*Task statement*:
Report the number of lines in the records below that hold "icon", and leave out everything else.

*Data for this exercise*:

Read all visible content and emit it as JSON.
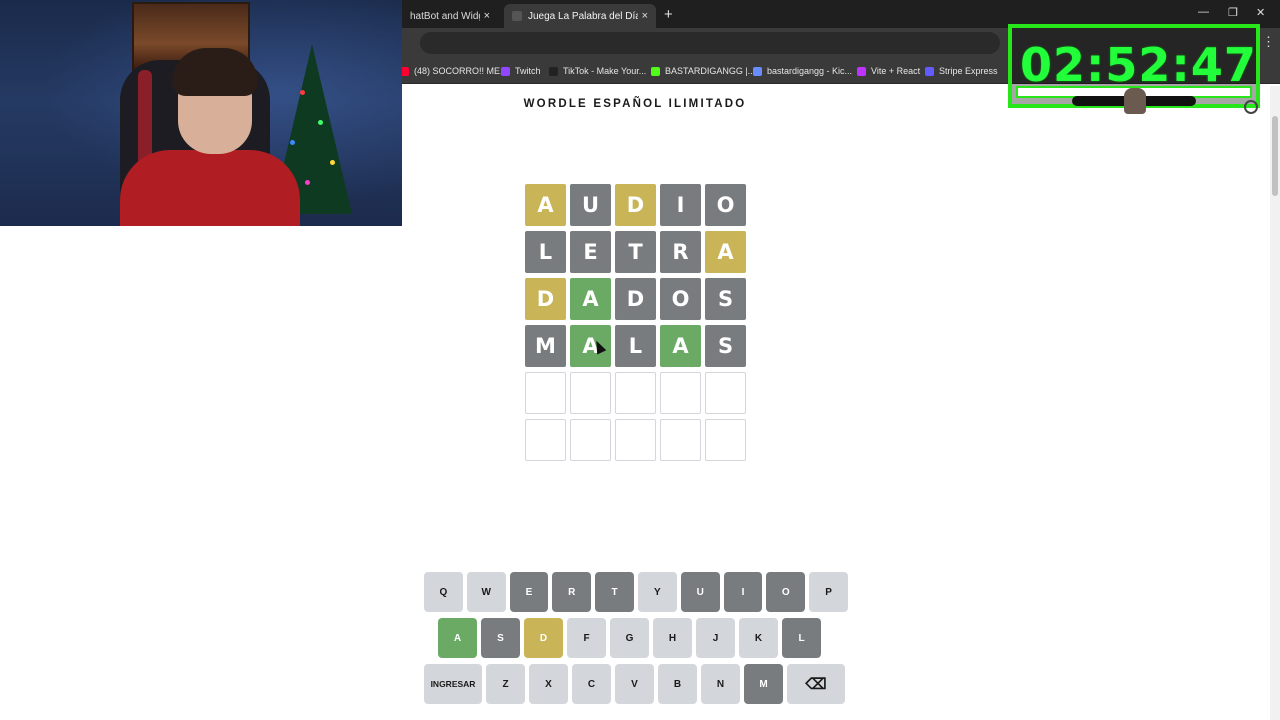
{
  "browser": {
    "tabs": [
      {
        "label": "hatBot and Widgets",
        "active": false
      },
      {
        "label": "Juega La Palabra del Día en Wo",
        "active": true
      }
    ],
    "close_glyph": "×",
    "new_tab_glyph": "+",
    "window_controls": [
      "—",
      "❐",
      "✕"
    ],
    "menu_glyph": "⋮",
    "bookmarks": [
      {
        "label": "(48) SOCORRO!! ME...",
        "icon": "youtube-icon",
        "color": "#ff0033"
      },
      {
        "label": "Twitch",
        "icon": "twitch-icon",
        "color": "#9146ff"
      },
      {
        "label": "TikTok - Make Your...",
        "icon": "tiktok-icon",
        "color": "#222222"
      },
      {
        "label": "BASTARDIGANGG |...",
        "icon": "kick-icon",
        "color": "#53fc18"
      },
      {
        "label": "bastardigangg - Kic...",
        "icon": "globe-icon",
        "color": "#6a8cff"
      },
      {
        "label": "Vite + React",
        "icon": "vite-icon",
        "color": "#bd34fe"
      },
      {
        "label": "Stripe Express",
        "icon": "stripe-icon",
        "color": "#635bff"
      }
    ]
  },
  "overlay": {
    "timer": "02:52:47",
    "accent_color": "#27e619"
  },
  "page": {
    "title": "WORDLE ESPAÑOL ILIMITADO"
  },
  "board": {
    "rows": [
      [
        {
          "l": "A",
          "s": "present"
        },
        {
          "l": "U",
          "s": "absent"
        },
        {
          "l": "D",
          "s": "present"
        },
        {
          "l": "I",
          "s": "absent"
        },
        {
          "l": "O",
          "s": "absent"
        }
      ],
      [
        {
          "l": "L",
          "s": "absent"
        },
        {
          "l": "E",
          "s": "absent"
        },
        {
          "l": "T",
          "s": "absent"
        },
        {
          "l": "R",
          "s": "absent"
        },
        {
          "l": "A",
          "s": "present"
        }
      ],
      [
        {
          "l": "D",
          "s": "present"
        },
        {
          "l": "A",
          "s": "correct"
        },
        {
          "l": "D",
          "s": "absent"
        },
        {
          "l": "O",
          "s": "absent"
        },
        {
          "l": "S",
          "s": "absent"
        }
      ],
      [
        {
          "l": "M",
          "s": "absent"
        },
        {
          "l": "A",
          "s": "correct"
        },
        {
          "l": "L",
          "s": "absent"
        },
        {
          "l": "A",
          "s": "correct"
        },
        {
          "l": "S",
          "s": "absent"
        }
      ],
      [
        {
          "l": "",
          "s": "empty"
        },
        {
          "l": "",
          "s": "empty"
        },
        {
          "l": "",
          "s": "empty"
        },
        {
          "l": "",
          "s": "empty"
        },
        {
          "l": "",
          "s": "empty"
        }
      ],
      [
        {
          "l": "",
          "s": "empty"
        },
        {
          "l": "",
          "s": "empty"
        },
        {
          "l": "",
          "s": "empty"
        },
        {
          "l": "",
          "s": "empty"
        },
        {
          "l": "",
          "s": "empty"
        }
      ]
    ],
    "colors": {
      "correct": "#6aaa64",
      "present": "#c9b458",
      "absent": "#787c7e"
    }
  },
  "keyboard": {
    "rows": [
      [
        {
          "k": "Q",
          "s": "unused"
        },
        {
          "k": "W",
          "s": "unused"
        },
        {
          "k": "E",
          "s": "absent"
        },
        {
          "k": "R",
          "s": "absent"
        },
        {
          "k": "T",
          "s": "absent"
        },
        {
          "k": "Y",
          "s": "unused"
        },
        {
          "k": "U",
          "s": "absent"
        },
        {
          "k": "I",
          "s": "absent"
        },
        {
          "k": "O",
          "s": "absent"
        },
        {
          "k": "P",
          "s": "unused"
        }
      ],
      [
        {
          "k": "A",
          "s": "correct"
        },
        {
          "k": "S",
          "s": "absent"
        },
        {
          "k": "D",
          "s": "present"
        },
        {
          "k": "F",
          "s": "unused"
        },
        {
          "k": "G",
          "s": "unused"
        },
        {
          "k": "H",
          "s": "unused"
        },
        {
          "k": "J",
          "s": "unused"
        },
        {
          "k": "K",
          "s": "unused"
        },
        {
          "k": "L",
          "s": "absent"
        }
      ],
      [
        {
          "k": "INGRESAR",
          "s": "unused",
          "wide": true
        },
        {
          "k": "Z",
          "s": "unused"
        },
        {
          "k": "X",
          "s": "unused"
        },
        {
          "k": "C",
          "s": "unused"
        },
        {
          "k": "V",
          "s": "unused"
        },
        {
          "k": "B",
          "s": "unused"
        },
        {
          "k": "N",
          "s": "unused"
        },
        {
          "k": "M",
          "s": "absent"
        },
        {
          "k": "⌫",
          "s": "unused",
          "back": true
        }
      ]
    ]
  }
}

*Response to the exercise*:
7